Task statement:
Search term "page": please show all lines in the listing that contain it.

** Opening Data section block **

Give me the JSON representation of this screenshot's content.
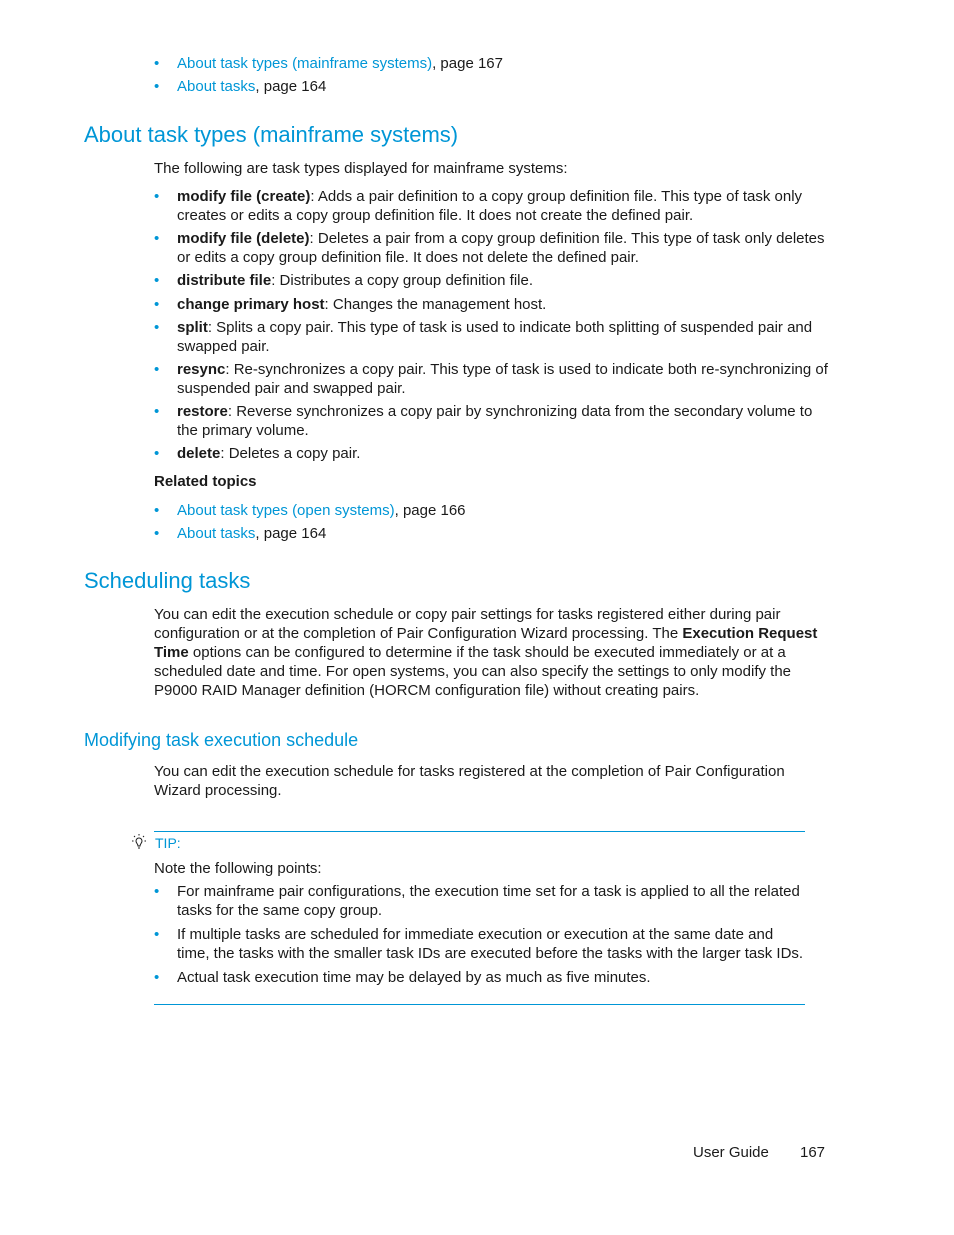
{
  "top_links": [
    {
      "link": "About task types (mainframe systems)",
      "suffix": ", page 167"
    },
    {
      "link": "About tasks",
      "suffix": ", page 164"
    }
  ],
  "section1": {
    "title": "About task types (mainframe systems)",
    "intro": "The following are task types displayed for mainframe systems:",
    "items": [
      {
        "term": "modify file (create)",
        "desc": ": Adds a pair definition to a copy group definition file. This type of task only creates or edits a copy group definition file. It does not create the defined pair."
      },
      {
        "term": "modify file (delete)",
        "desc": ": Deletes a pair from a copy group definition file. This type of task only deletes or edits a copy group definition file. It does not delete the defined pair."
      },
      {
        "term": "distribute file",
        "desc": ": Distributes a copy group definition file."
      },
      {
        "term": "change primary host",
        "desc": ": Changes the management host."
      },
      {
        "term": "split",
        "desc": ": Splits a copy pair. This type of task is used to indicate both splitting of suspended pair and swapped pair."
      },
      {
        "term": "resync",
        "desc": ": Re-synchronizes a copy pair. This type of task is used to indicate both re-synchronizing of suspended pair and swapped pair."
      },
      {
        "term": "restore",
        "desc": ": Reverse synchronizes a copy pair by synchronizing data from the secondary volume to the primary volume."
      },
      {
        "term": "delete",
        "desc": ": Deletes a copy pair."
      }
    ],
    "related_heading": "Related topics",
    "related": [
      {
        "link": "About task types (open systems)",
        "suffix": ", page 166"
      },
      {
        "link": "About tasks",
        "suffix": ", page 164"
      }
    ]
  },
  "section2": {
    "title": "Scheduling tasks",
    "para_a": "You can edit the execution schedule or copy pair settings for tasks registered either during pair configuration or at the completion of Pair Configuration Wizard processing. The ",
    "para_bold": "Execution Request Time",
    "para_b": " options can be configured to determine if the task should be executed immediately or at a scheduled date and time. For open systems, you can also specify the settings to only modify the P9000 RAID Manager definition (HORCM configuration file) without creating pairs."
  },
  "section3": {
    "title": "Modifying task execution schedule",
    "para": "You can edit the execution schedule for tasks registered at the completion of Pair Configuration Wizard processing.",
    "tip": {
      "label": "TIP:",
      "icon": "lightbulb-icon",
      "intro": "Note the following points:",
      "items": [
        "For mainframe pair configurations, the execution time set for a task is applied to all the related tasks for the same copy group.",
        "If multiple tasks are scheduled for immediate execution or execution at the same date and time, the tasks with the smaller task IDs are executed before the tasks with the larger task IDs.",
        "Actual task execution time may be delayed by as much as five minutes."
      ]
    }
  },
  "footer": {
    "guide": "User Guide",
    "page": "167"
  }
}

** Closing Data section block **
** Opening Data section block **

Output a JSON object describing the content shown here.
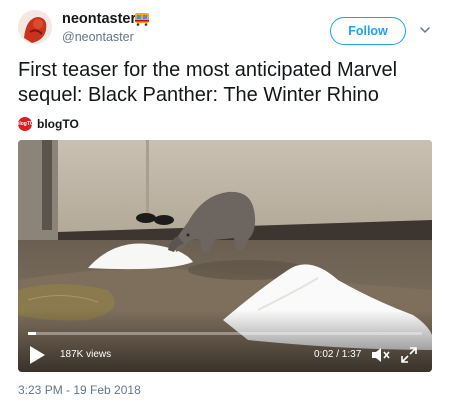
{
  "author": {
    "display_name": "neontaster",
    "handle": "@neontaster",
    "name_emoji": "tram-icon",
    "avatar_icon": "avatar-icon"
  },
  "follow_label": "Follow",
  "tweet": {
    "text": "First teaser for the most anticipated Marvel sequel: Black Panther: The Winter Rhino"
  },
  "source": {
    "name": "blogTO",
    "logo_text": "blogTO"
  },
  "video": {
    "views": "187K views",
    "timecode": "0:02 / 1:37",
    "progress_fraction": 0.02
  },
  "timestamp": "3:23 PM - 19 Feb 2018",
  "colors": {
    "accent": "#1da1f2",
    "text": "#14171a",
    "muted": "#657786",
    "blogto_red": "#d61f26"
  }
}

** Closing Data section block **

Response:
      "suffix": ", page 167"
      "suffix": ", page 164"
        "suffix": ", page 166"
        "suffix": ", page 164"
    "page": "167"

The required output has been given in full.